# Aim of the task
Filter the listing below, keeping only the lines with the word "guest".
=-=-=
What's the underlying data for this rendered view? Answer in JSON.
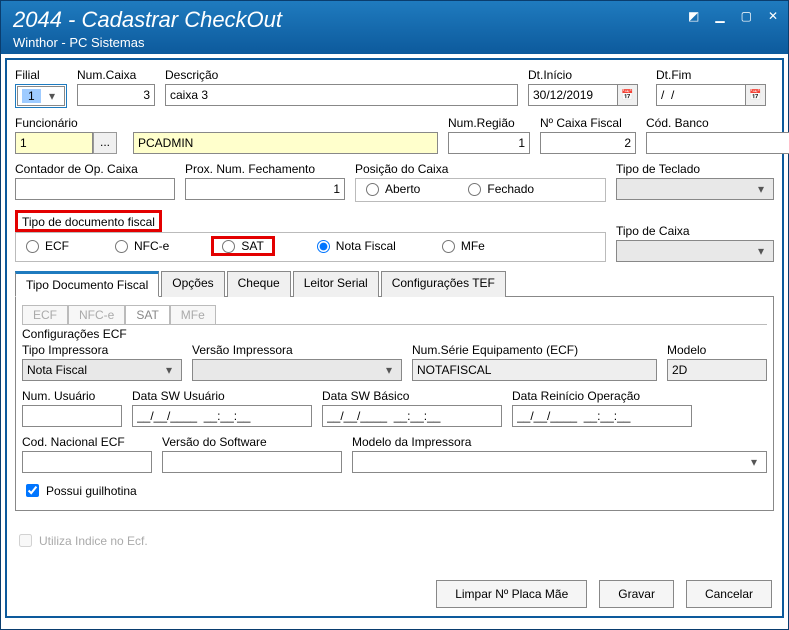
{
  "window": {
    "title": "2044 - Cadastrar CheckOut",
    "subtitle": "Winthor - PC Sistemas"
  },
  "labels": {
    "filial": "Filial",
    "num_caixa": "Num.Caixa",
    "descricao": "Descrição",
    "dt_inicio": "Dt.Início",
    "dt_fim": "Dt.Fim",
    "funcionario": "Funcionário",
    "num_regiao": "Num.Região",
    "n_caixa_fiscal": "Nº Caixa Fiscal",
    "cod_banco": "Cód. Banco",
    "contador": "Contador de Op. Caixa",
    "prox_num_fechamento": "Prox. Num. Fechamento",
    "posicao_caixa": "Posição do Caixa",
    "aberto": "Aberto",
    "fechado": "Fechado",
    "tipo_teclado": "Tipo de Teclado",
    "tipo_doc_fiscal": "Tipo de documento fiscal",
    "ecf": "ECF",
    "nfce": "NFC-e",
    "sat": "SAT",
    "nota_fiscal": "Nota Fiscal",
    "mfe": "MFe",
    "tipo_caixa": "Tipo de Caixa",
    "configuracoes_ecf": "Configurações ECF",
    "tipo_impressora": "Tipo Impressora",
    "versao_impressora": "Versão Impressora",
    "num_serie_equip": "Num.Série Equipamento (ECF)",
    "modelo": "Modelo",
    "num_usuario": "Num. Usuário",
    "data_sw_usuario": "Data  SW Usuário",
    "data_sw_basico": "Data SW Básico",
    "data_reinicio": "Data Reinício Operação",
    "cod_nacional_ecf": "Cod. Nacional ECF",
    "versao_software": "Versão do Software",
    "modelo_impressora": "Modelo da Impressora",
    "possui_guilhotina": "Possui guilhotina",
    "utiliza_indice": "Utiliza Indice no Ecf."
  },
  "values": {
    "filial": "1",
    "num_caixa": "3",
    "descricao": "caixa 3",
    "dt_inicio": "30/12/2019",
    "dt_fim": "/  /",
    "funcionario_cod": "1",
    "funcionario_nome": "PCADMIN",
    "num_regiao": "1",
    "n_caixa_fiscal": "2",
    "cod_banco": "",
    "contador": "",
    "prox_num_fechamento": "1",
    "tipo_impressora": "Nota Fiscal",
    "num_serie_equip": "NOTAFISCAL",
    "modelo": "2D",
    "date_mask": "__/__/____  __:__:__",
    "date_mask_short": "__/__/____  __:__:__"
  },
  "tabs": {
    "main": [
      "Tipo Documento Fiscal",
      "Opções",
      "Cheque",
      "Leitor Serial",
      "Configurações TEF"
    ],
    "sub": [
      "ECF",
      "NFC-e",
      "SAT",
      "MFe"
    ]
  },
  "buttons": {
    "limpar": "Limpar Nº Placa Mãe",
    "gravar": "Gravar",
    "cancelar": "Cancelar"
  }
}
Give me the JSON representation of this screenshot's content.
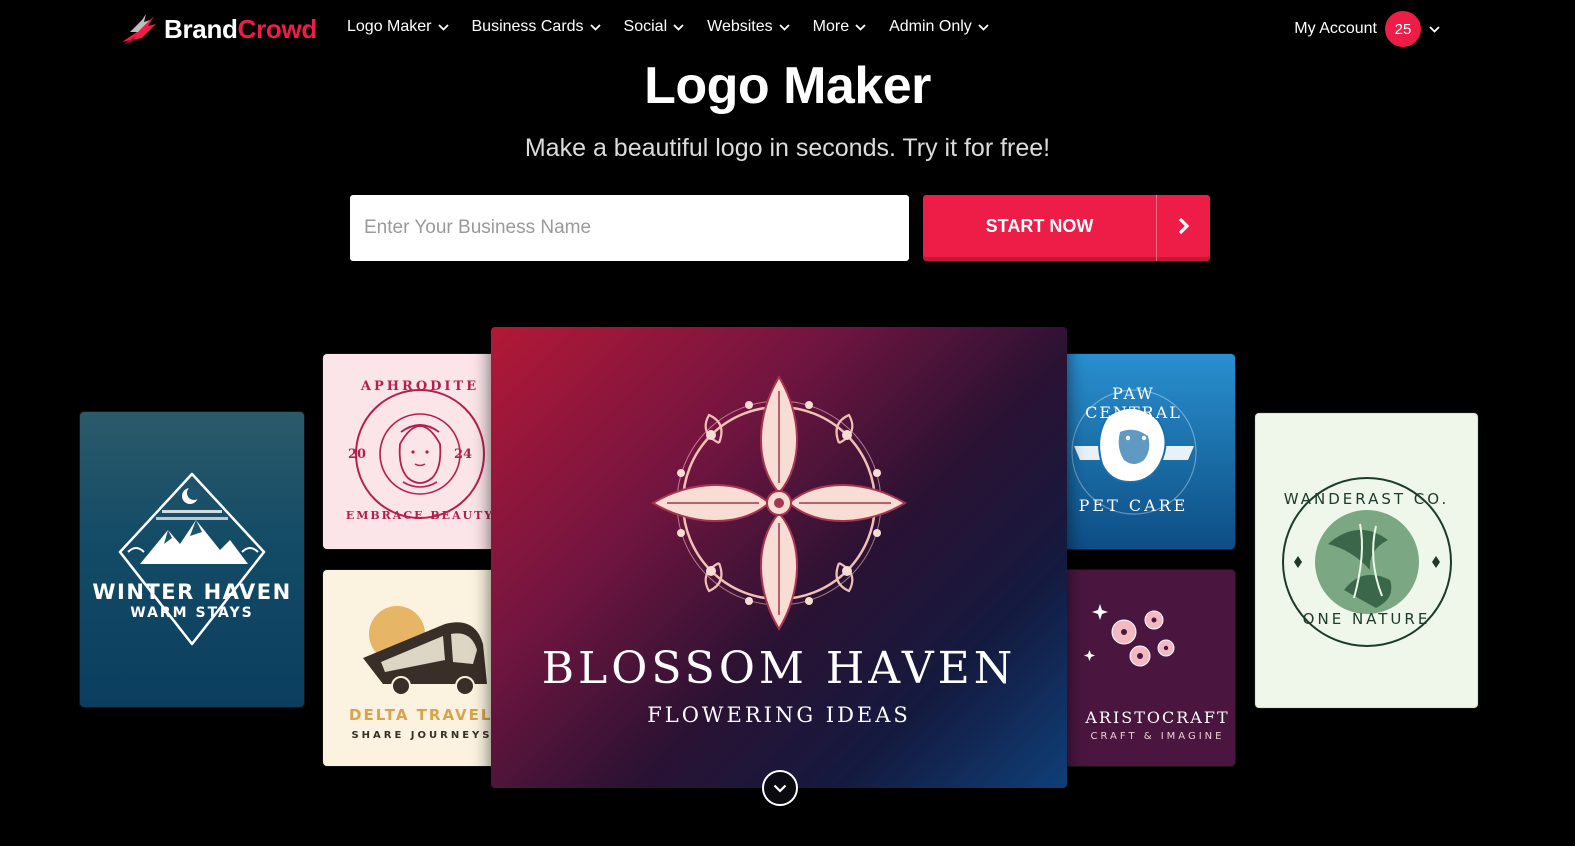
{
  "brand": {
    "part1": "Brand",
    "part2": "Crowd",
    "accent": "#ee1d47"
  },
  "nav": {
    "items": [
      {
        "label": "Logo Maker"
      },
      {
        "label": "Business Cards"
      },
      {
        "label": "Social"
      },
      {
        "label": "Websites"
      },
      {
        "label": "More"
      },
      {
        "label": "Admin Only"
      }
    ],
    "account_label": "My Account",
    "notification_count": "25"
  },
  "hero": {
    "title": "Logo Maker",
    "subtitle": "Make a beautiful logo in seconds. Try it for free!",
    "input_placeholder": "Enter Your Business Name",
    "cta_label": "START NOW"
  },
  "cards": {
    "winter": {
      "line1": "WINTER HAVEN",
      "line2": "WARM STAYS"
    },
    "aphrodite": {
      "top": "APHRODITE",
      "bottom": "EMBRACE BEAUTY",
      "left_num": "20",
      "right_num": "24"
    },
    "delta": {
      "line1": "DELTA TRAVELS",
      "line2": "SHARE JOURNEYS"
    },
    "blossom": {
      "line1": "BLOSSOM HAVEN",
      "line2": "FLOWERING IDEAS"
    },
    "paw": {
      "top": "PAW CENTRAL",
      "bottom": "PET CARE"
    },
    "aristo": {
      "line1": "ARISTOCRAFT",
      "line2": "CRAFT & IMAGINE"
    },
    "wander": {
      "top": "WANDERAST CO.",
      "bottom": "ONE NATURE"
    }
  }
}
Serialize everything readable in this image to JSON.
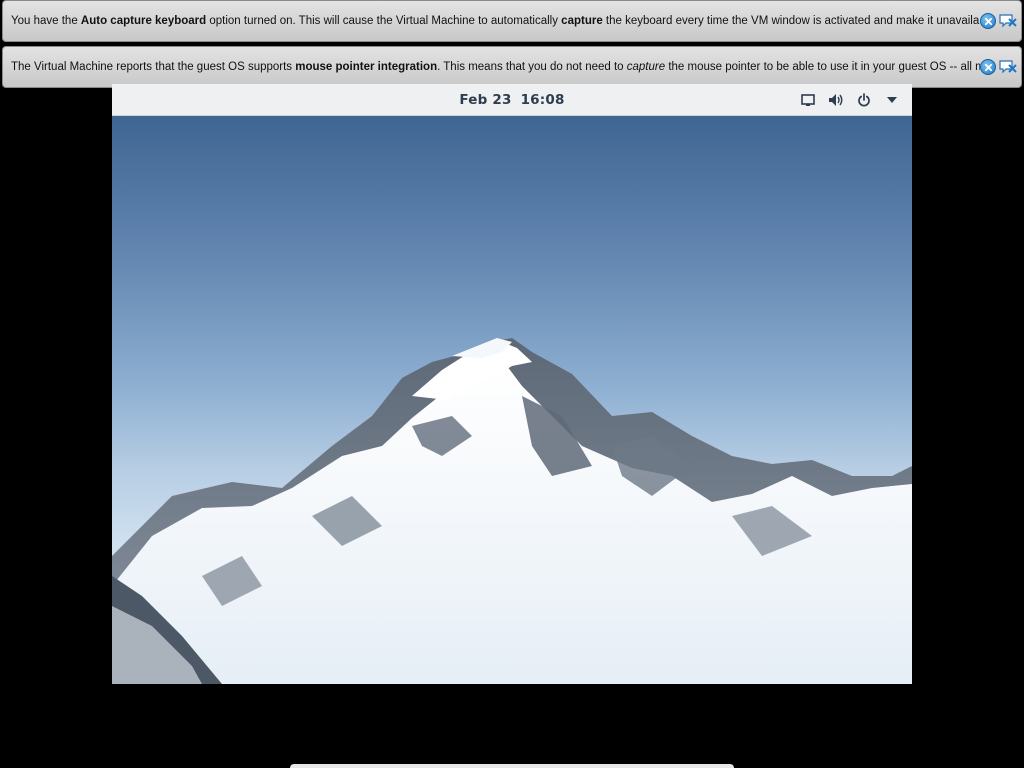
{
  "notifications": [
    {
      "segments": [
        {
          "text": "You have the ",
          "style": "normal"
        },
        {
          "text": "Auto capture keyboard",
          "style": "bold"
        },
        {
          "text": " option turned on. This will cause the Virtual Machine to automatically ",
          "style": "normal"
        },
        {
          "text": "capture",
          "style": "bold"
        },
        {
          "text": " the keyboard every time the VM window is activated and make it unavailable to",
          "style": "normal"
        }
      ],
      "close_icon": "close-icon",
      "dont_show_icon": "do-not-show-again-icon"
    },
    {
      "segments": [
        {
          "text": "The Virtual Machine reports that the guest OS supports ",
          "style": "normal"
        },
        {
          "text": "mouse pointer integration",
          "style": "bold"
        },
        {
          "text": ". This means that you do not need to ",
          "style": "normal"
        },
        {
          "text": "capture",
          "style": "italic"
        },
        {
          "text": " the mouse pointer to be able to use it in your guest OS -- all mouse",
          "style": "normal"
        }
      ],
      "close_icon": "close-icon",
      "dont_show_icon": "do-not-show-again-icon"
    }
  ],
  "guest": {
    "topbar": {
      "date": "Feb 23",
      "time": "16:08",
      "tray_icons": [
        "display-icon",
        "volume-icon",
        "power-icon",
        "dropdown-arrow-icon"
      ]
    },
    "wallpaper": "snow-capped-mountain"
  },
  "colors": {
    "notification_bg": "#d6d6d6",
    "topbar_bg": "#eef0f2",
    "clock_text": "#2e3d4f",
    "sky_top": "#3f6592",
    "sky_bottom": "#dde9f3"
  }
}
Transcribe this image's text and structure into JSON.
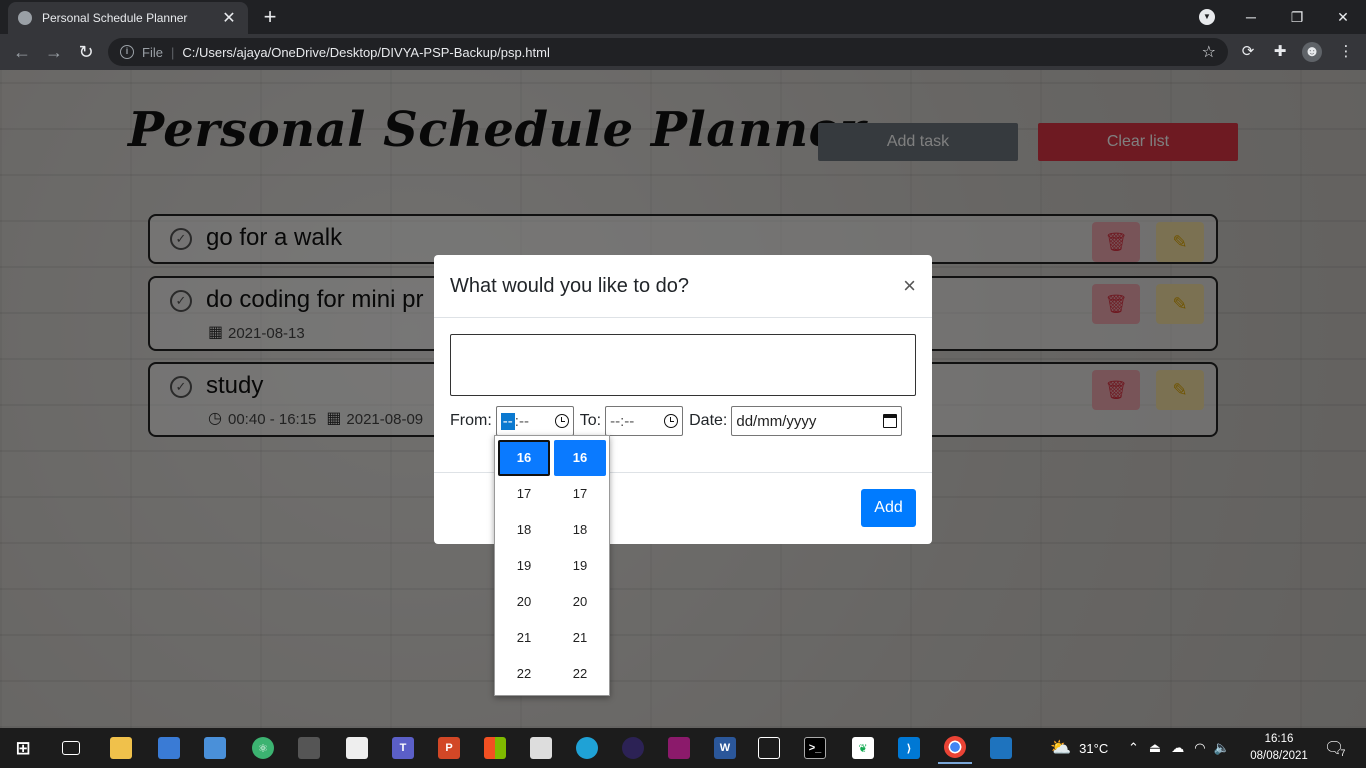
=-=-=
# Your solution
          "text": "The Virtual Machine reports that the guest OS supports ",
          "text": " the mouse pointer to be able to use it in your guest OS -- all mouse",
  "guest": {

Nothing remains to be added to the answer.